Wednesday, July 30, 2008

Cool Japanese Ghosts

It was really exciting to respond to those comments on designing languages, and I'm always open to more discussion of questions, but tonight I want to do something different. I'm going to talk about Japanese ghosts and spirits.

I didn't learn about these ghosts through manga (sometimes these are created by the authors), and I didn't learn about them until after I'd been living in Japan for most of a year, but I love them. They were first chronicled in English by Lafcadio Hearn, who lived in the city of Matsue, Japan starting in 1890, and became a Japanese citizen. His house still stands in the city of Matsue, and they also have some really cool statues of ghosts. If you want to explore the full variety of Japanese ghosts, you can visit a website called "The Obakemono Project" and get an extensive list, with pictures.

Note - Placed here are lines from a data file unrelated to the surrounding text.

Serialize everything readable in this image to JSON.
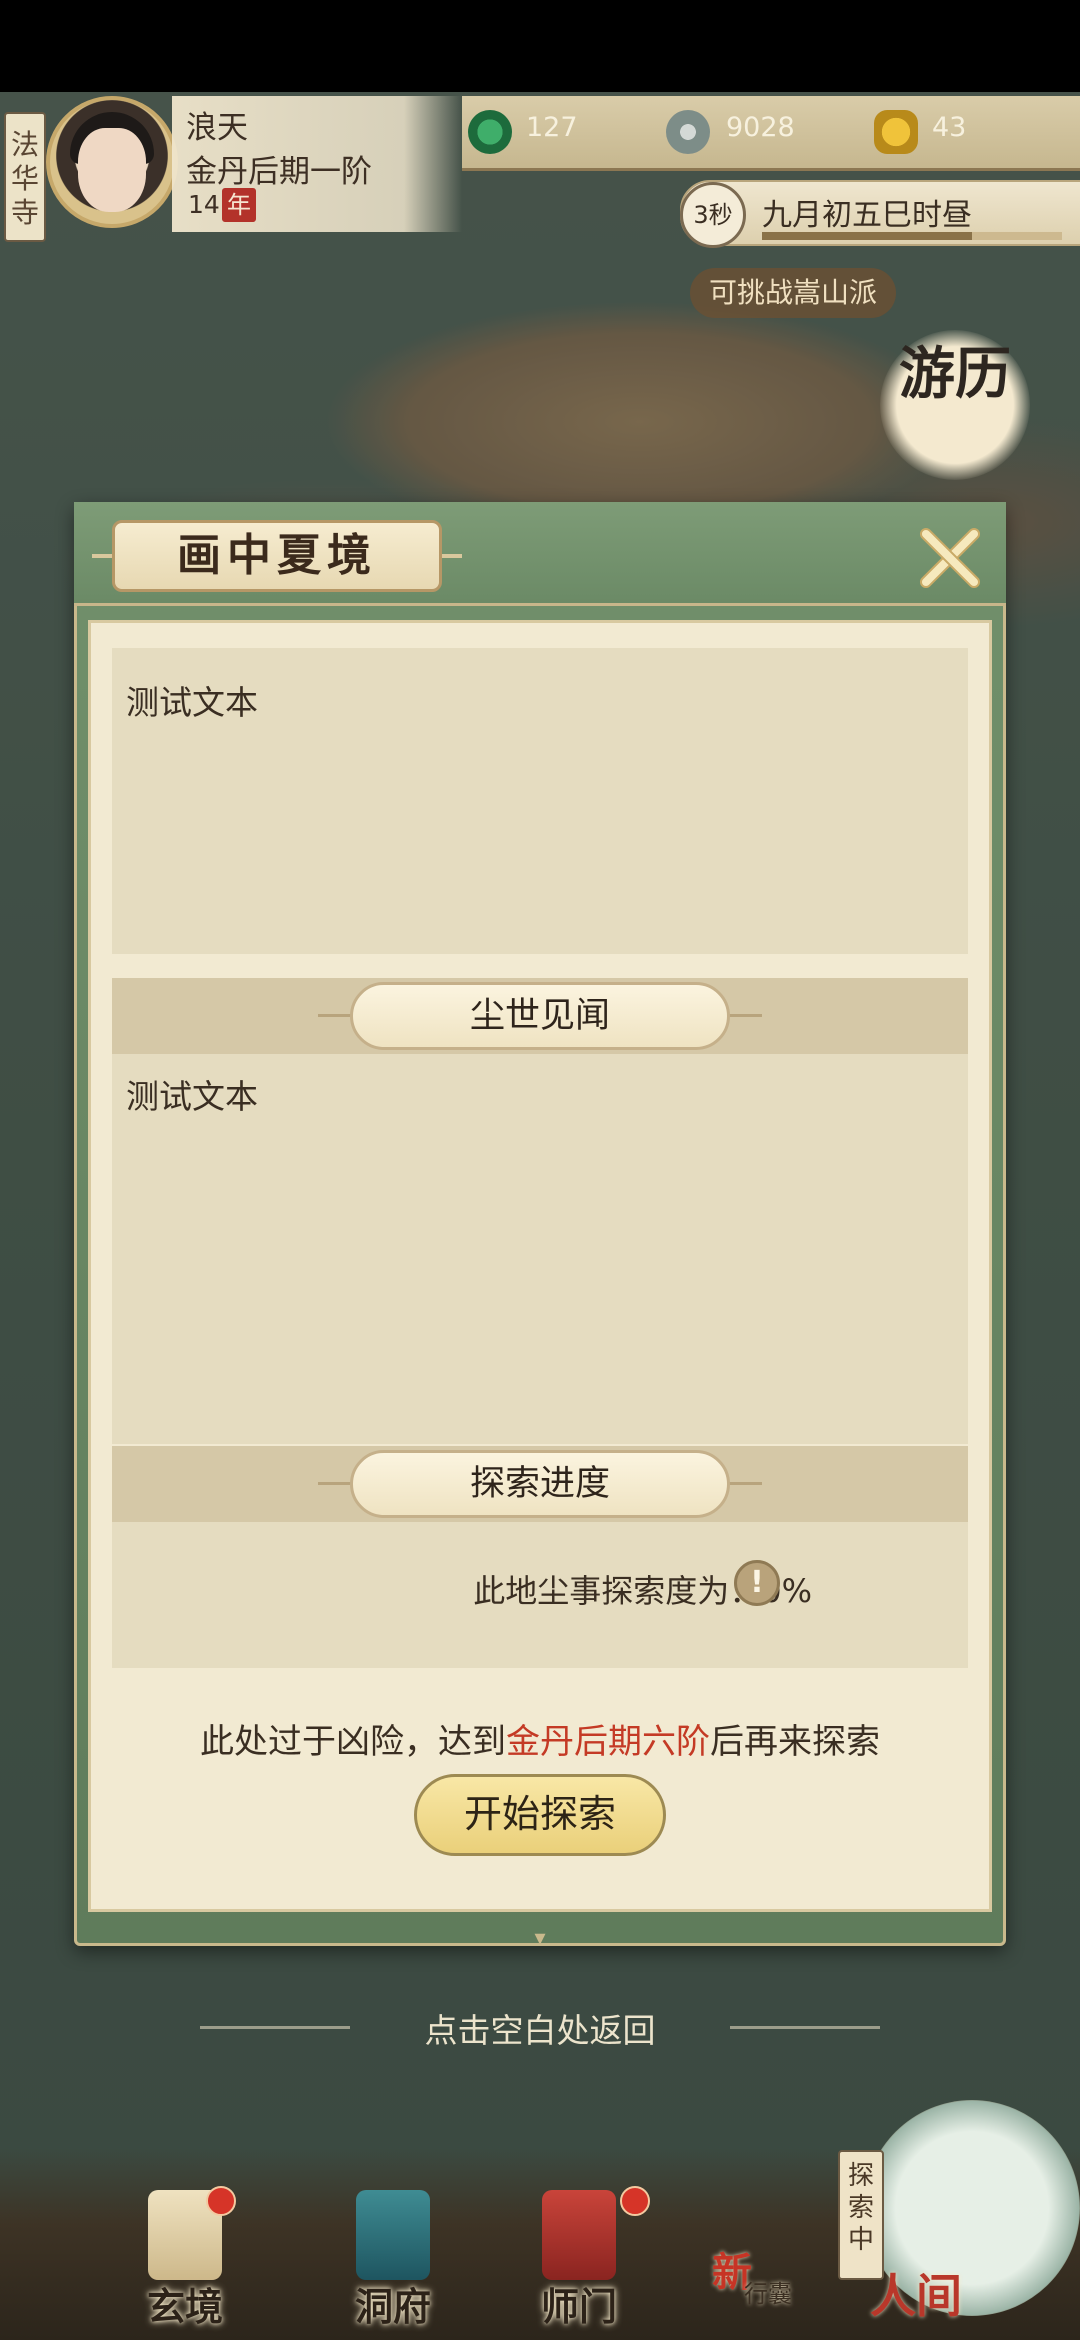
{
  "player": {
    "temple": "法华寺",
    "name": "浪天",
    "rank": "金丹后期一阶",
    "age": "14",
    "age_unit": "年"
  },
  "resources": [
    {
      "icon": "jade-swirl-icon",
      "value": "127"
    },
    {
      "icon": "coin-icon",
      "value": "9028"
    },
    {
      "icon": "strength-icon",
      "value": "43"
    }
  ],
  "time": {
    "countdown": "3秒",
    "date": "九月初五巳时昼",
    "progress": 0.7
  },
  "map": {
    "challenge": "可挑战嵩山派",
    "travel_label": "游历"
  },
  "modal": {
    "title": "画中夏境",
    "section1_text": "测试文本",
    "section2_title": "尘世见闻",
    "section2_text": "测试文本",
    "section3_title": "探索进度",
    "progress_label": "此地尘事探索度为：0%",
    "warning_prefix": "此处过于凶险，达到",
    "warning_highlight": "金丹后期六阶",
    "warning_suffix": "后再来探索",
    "start_button": "开始探索"
  },
  "return_hint": "点击空白处返回",
  "nav": {
    "items": [
      {
        "label": "玄境",
        "icon": "scroll-icon"
      },
      {
        "label": "洞府",
        "icon": "pavilion-icon"
      },
      {
        "label": "师门",
        "icon": "banner-icon"
      }
    ],
    "new_tag": "新",
    "bag_label": "行囊",
    "exploring_tag": "探索中",
    "human_world": "人间"
  },
  "colors": {
    "accent_red": "#c43a25",
    "modal_green": "#6b8a66",
    "paper": "#f2ead2",
    "button_gold": "#ead07a"
  }
}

This list doesn't include dragons, which I guess fall into their own category. But the ghosts do include creatures like the tengu, a goblin creature that is both birdlike and manlike, and can change its form into that of a wandering priest. Then there's the kitsune or fox, who can change its form and appear to be a woman (sometimes with a tail). The tanuki (roughly translated as raccoon-dog) is a mischievous creature and can change its form as well, as can the scary bake-neko or ghost cat. In fact, obake-mono translates literally as "change creature."

A noppera-bo will appear to be someone so upset that they are hiding their face, but when they finally turn to you, you'll discover they have no face at all, but a smooth egglike complexion. The rokuro-kubi seem normal by day, but at night their heads fly off their bodies and make mischief, sometimes attached to the body by a long rope of flesh!

These are some of my favorites, but I couldn't possibly list them all here - I'll let you explore The Obakemono Project for that. What I do want to comment on, though, is the way the Japanese ghosts have characteristics that make them particular to Japanese cultural concerns.

Consider for example the laughing woman (kera-kera onna), who haunts people by laughing derisively.

Or consider the "ghosts" caused by neglect: the two-mouthed woman (futakuchi onna) which is essentially a normal woman who grows another mouth because she's been neglected; the karakasa-obake which results from the neglect of an umbrella; another which results from the neglect of shoes, and a host of other objects that take on spirits of mischief if they're left untended. There's also the tenjo-name, a creature who licks dirty neglected ceilings.

I'll close by going back to the idea of obake-mono as "change creatures." Among the vast number of Japanese cultural concepts we find tatemae (front, facade) and honne (true feeling). Different value is placed on maintaining one's polite face, and showing one's true feelings, depending on the circumstances - so it should come as no surprise that deception, change, and the revelation of the true nature of a creature would feature so prominently in the Japanese ghosts.

I'll leave it up to you to think about how our own Western ghost creatures might reflect our cultural concepts. But I hope you feel inspired to consider superstition as an area ripe for exploration in the creation of fantastical or science fictional peoples.

1 comment:

  1. Very interesting. Thanks for pointing out the website,

    I've always thought that a culture's demons, devils, angels, and the like reveal immense amounts about a culture.